Uprising in Treblinka
The reading about death camps is one that is not easy. It makes you question your faith in humanity, how people can be so cruel, and many other things. When doing these readings seeing acts of resistance can be rare. The Jewish acts of resistance have not been highlighted in readings I have done in past classes. Sax and Kuntz state “resistance in the concentration camps was rare and extremely difficult for Jews (1). Therefore, I decided to research more how the escape from Treblinka came to be. What encouraged the Jewish to take action? Why continue on with their plan despite problems that occurred?
The uprising was planned by “a group of Jewish prisoners, calling themselves the “Organizing Committee,” they “began planning an uprising and mass escape” (2). They suffered obstacles, such as the capture of their deputy commandant Chorazycki, and his eventual suicide. Nevertheless, they went ahead with their revolt on August 2, 1943.

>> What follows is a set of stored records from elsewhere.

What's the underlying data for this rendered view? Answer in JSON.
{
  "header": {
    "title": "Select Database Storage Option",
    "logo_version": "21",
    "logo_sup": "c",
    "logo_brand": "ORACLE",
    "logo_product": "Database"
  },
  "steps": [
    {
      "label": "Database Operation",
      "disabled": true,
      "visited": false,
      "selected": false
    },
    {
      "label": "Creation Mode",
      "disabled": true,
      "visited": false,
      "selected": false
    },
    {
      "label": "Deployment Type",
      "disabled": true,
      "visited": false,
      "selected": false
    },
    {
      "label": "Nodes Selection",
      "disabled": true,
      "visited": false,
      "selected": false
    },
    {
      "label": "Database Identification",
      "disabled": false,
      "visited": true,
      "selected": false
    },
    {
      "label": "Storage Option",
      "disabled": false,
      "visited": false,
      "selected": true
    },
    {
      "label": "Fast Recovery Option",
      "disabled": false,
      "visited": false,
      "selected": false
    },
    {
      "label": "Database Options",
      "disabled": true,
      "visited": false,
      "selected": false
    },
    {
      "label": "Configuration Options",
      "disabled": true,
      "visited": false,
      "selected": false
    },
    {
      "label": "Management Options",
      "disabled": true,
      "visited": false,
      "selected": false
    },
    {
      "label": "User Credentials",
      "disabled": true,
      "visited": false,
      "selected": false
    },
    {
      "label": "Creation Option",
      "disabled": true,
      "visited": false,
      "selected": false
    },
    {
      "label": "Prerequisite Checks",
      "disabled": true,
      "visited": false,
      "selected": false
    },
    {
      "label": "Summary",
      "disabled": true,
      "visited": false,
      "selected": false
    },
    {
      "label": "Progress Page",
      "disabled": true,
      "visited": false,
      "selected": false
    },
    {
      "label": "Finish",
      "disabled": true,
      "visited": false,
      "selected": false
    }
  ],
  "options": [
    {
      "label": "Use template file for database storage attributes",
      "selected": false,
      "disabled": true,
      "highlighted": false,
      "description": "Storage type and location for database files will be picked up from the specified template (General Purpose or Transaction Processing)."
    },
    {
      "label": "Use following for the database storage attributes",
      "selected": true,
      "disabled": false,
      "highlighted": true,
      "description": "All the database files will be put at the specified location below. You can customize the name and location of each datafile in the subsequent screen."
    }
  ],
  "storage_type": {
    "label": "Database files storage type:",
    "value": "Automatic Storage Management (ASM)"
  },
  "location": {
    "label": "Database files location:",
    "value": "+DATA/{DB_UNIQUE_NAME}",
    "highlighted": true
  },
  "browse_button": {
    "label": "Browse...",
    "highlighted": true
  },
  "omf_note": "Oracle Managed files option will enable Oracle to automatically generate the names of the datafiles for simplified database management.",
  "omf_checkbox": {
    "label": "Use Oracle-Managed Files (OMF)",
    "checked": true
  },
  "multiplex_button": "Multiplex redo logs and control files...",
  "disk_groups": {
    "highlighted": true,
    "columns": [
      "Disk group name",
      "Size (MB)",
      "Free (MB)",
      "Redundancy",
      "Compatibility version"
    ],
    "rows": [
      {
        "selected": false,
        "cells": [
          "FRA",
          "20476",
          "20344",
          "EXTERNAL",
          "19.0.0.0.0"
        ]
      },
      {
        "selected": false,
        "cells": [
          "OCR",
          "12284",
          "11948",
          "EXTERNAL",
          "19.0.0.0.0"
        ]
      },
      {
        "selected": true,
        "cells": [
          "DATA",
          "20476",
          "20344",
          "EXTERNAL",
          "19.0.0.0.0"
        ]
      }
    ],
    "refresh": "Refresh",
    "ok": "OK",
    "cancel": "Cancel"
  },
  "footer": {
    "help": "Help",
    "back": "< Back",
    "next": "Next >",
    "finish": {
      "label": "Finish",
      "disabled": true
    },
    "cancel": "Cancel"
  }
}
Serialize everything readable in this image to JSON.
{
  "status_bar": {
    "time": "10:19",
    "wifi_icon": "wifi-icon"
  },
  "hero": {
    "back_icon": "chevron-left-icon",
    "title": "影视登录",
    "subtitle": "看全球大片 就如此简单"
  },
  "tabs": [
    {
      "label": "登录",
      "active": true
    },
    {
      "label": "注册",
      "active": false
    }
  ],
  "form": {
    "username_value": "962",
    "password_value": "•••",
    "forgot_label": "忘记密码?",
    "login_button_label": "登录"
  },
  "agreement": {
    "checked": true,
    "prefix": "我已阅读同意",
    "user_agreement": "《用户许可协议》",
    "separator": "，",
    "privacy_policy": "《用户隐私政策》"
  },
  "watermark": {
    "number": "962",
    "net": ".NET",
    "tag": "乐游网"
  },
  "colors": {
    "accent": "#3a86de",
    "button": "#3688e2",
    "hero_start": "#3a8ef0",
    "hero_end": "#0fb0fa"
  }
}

Even before the revolt “news of the German defeats filled the Jewish prisoners with hope and trepidation” and “Jewish fighters also learned about the Warsaw Ghetto Uprising from prisoners on the incoming transports” (2). This gave the Jewish hope and pushed them to continue with their August 2nd revolt plans. The picture here shows some of the participants of the Treblinka uprising. Sax and Kuntz state, “over 150 Jews escaped, but only about 40 survived” (1). Although, this number may be smaller than many-hoped for, news of revolts would continue to spread throughout the Jews. Therefore, despite limited Jewish success, revolts became an important tool to give some Jewish hope in a time they desperately needed it.
- Benjamin Sax and Dieter Kuntz, Inside Hitler’s Germany: A Documentary History of Life in the Third Reich (Massachusetts: D.C Heath and Company, 1992), 448
- United States Holocaust Memorial Museum, “Treblinka Death Camp Revolt,” November 11, 2015, http://www.ushmm.org/research/the-center-for-advanced-holocaust-studies/miles-lerman-center-for-the-study-of-jewish-resistance/medals-of-resistance-award/treblinka-death-camp-revolt, page 1